[Data about app and page elements]
==*==

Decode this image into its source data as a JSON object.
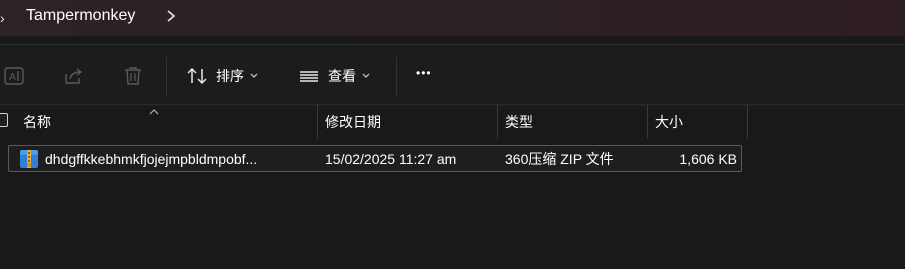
{
  "breadcrumb": {
    "folder": "Tampermonkey"
  },
  "toolbar": {
    "sort_label": "排序",
    "view_label": "查看",
    "more_label": "•••"
  },
  "columns": {
    "name": "名称",
    "modified": "修改日期",
    "type": "类型",
    "size": "大小"
  },
  "files": [
    {
      "name": "dhdgffkkebhmkfjojejmpbldmpobf...",
      "modified": "15/02/2025 11:27 am",
      "type": "360压缩 ZIP 文件",
      "size": "1,606 KB"
    }
  ],
  "colors": {
    "title_bar": "#2b2328",
    "background": "#191919",
    "accent_zip": "#2f7fd6"
  }
}
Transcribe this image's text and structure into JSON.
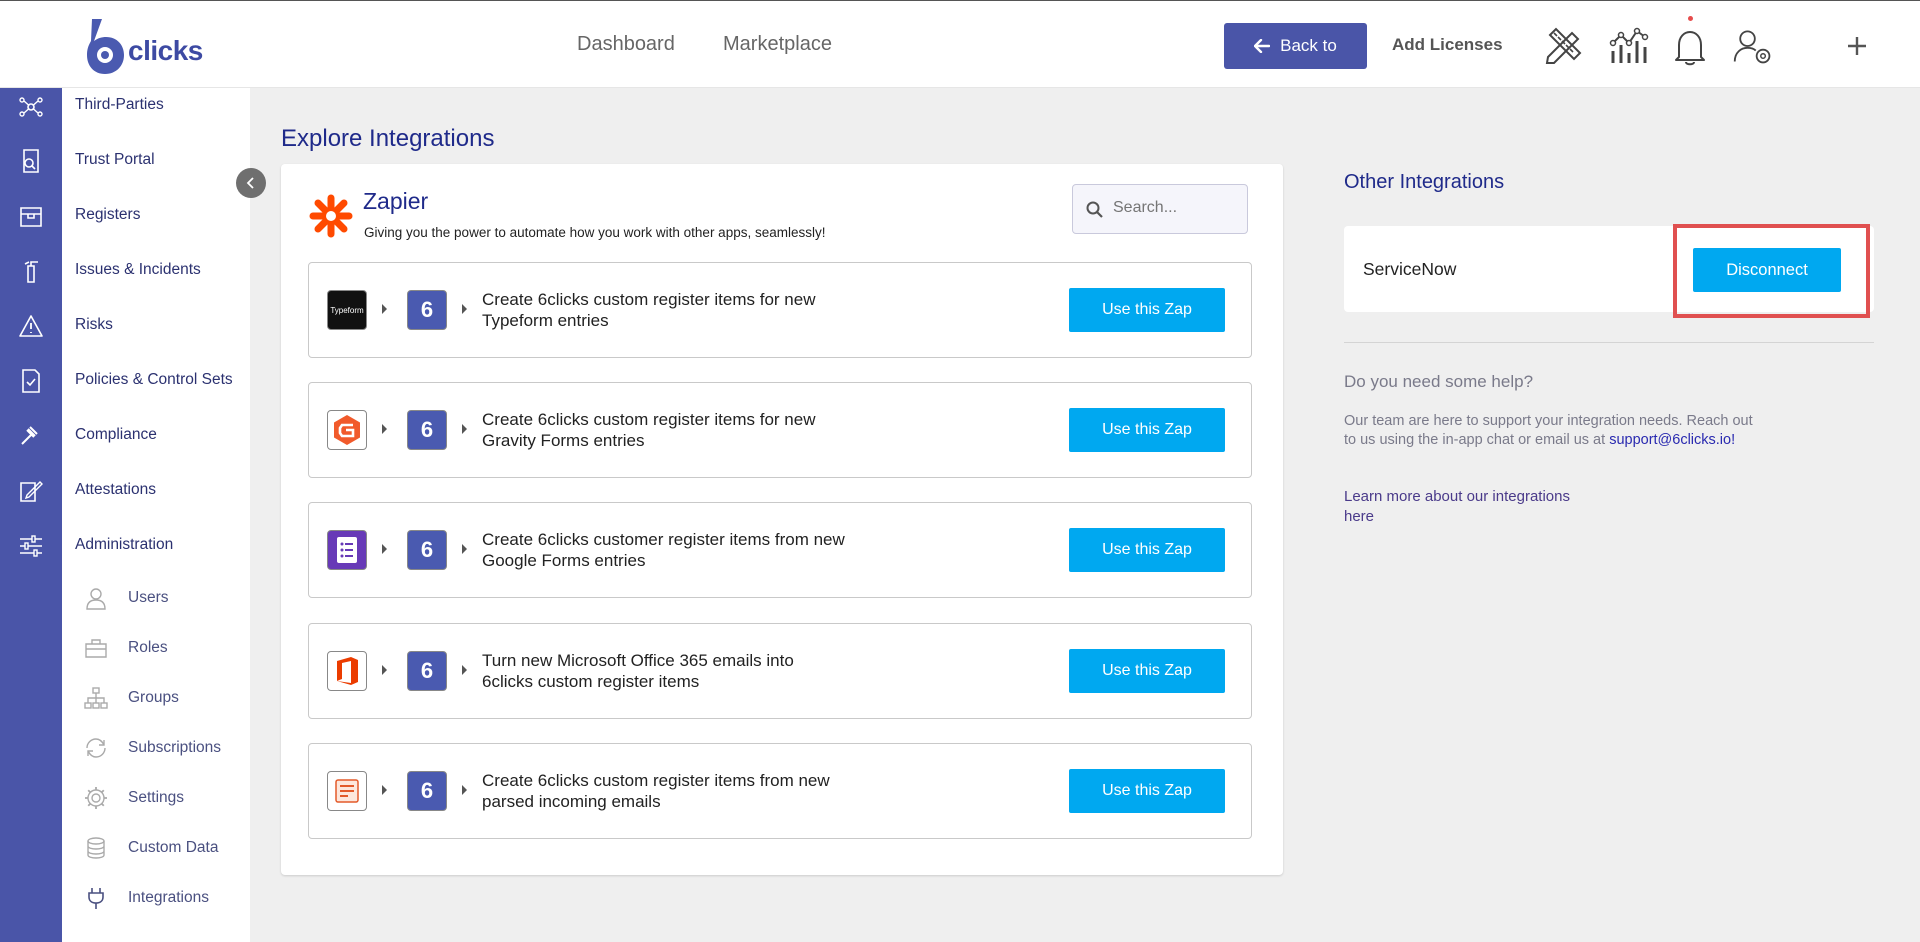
{
  "header": {
    "logo_text": "clicks",
    "nav": [
      "Dashboard",
      "Marketplace"
    ],
    "back_label": "Back to",
    "add_licenses": "Add Licenses"
  },
  "sidebar": {
    "items": [
      "Third-Parties",
      "Trust Portal",
      "Registers",
      "Issues & Incidents",
      "Risks",
      "Policies & Control Sets",
      "Compliance",
      "Attestations",
      "Administration"
    ],
    "sub_items": [
      "Users",
      "Roles",
      "Groups",
      "Subscriptions",
      "Settings",
      "Custom Data",
      "Integrations"
    ]
  },
  "main": {
    "title": "Explore Integrations",
    "zapier": {
      "name": "Zapier",
      "subtitle": "Giving you the power to automate how you work with other apps, seamlessly!",
      "search_placeholder": "Search..."
    },
    "zaps": [
      {
        "app": "Typeform",
        "line1": "Create 6clicks custom register items for new",
        "line2": "Typeform entries",
        "button": "Use this Zap"
      },
      {
        "app": "Gravity Forms",
        "line1": "Create 6clicks custom register items for new",
        "line2": "Gravity Forms entries",
        "button": "Use this Zap"
      },
      {
        "app": "Google Forms",
        "line1": "Create 6clicks customer register items from new",
        "line2": "Google Forms entries",
        "button": "Use this Zap"
      },
      {
        "app": "Microsoft Office 365",
        "line1": "Turn new Microsoft Office 365 emails into",
        "line2": "6clicks custom register items",
        "button": "Use this Zap"
      },
      {
        "app": "Email Parser",
        "line1": "Create 6clicks custom register items from new",
        "line2": "parsed incoming emails",
        "button": "Use this Zap"
      }
    ],
    "six_label": "6",
    "typeform_label": "Typeform"
  },
  "right": {
    "title": "Other Integrations",
    "service_name": "ServiceNow",
    "disconnect": "Disconnect",
    "help_title": "Do you need some help?",
    "help_text": "Our team are here to support your integration needs. Reach out to us using the in-app chat or email us at",
    "help_email": "support@6clicks.io!",
    "learn_more": "Learn more about our integrations here"
  },
  "colors": {
    "brand": "#4a55a8",
    "accent": "#00a8f0",
    "highlight": "#e05050"
  }
}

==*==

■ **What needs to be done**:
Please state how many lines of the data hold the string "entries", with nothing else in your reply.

■ **Response to this exercise**:
3